In the remote forests of Mauritius, young Raj is almost oblivious of the Second World War raging beyond his tiny exotic island. With only his mother for company while his father works as a prison guard, solitary ever since his brothers died years ago, Raj thinks only of making friends.
One day, the far-away world comes to Mauritius, and Raj meets David, a Jew exiled from his home in Europe and imprisoned in the camp where Raj's father works. David becomes the friend that he has always longed for, a brother to replace those he has lost. Raj knows that he must help David to escape. As they flee through sub-tropical landscapes and devastating storms, the boys battle hunger and malaria - and forge a friendship only death can destroy.
The Last Brother is a powerful, poetic novel that sheds new light on a little-explored aspect of 20th-century history.

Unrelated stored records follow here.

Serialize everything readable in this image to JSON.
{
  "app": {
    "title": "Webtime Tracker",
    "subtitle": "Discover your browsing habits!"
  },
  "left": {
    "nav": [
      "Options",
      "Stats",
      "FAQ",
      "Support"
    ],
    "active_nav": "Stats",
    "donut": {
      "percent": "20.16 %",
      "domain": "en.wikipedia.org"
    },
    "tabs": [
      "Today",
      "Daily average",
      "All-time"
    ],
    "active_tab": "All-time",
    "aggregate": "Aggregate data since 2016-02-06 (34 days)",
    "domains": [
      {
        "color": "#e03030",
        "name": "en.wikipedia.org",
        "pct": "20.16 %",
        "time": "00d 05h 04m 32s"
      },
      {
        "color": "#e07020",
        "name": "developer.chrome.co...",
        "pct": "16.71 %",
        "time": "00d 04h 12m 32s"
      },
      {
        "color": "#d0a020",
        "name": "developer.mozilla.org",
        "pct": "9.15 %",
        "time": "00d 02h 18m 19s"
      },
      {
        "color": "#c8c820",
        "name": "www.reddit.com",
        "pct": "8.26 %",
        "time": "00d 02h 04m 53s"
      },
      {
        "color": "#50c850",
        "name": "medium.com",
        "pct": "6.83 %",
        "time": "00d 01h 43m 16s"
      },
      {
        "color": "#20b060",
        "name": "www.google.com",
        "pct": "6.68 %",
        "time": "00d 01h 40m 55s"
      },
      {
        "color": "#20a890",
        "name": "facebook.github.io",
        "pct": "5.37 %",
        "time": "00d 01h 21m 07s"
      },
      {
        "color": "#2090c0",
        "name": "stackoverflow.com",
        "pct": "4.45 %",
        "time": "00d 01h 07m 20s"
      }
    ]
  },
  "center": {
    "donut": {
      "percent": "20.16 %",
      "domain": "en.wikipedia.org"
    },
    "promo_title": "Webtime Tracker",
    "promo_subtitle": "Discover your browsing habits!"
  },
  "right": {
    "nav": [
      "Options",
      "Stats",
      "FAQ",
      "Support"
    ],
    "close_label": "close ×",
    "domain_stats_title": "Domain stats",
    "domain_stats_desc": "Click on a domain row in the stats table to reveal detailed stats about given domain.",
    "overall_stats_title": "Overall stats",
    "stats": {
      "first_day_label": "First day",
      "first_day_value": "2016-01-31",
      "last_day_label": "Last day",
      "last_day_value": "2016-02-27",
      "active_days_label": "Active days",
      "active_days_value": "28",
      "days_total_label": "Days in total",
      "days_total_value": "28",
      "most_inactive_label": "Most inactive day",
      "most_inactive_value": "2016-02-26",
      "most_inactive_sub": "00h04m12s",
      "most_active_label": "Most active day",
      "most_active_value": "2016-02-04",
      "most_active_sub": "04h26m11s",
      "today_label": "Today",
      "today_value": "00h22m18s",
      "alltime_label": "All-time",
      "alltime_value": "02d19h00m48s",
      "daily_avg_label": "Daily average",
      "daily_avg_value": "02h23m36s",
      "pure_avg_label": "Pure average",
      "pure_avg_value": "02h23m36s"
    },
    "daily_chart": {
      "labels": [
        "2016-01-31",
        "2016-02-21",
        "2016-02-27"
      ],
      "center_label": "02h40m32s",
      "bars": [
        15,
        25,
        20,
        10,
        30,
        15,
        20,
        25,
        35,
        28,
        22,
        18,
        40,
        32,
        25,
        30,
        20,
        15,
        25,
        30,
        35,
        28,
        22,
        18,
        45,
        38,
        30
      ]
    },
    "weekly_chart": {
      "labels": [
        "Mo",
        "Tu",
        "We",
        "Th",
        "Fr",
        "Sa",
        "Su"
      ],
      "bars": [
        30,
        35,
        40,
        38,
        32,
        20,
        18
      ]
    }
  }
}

In Appanah's impressive novel, two young boys living in Mauritius during WWII secretly become friends. Eight-year-old Raj and his two brothers live on a sugar plantation where their parents eke out a marginal living. But Raj's brothers are swept away in a torrent, and the family moves to the heart of the island, where his abusive father finds work as a prison guard, overseeing European and Jewish inmates exiled from Palestine by the British to Mauritius, where they await the war's end. Here Raj meets David, a detainee close to his age, and feels an immediate kinship with him despite Raj's father's warnings that the prison holds dangerous men. When Raj's father beats him so severely that he's admitted to the prison infirmary, his friendship with David deepens; the love Raj can no longer give his brothers he offers to David. Weather once again intervenes in Raj's life when a cyclone hits the island, and he and David attempt to outrun their fates together. Appanah's descriptions are meticulous, and the heartbreakingly endearing Raj makes for an unforgettable protagonist.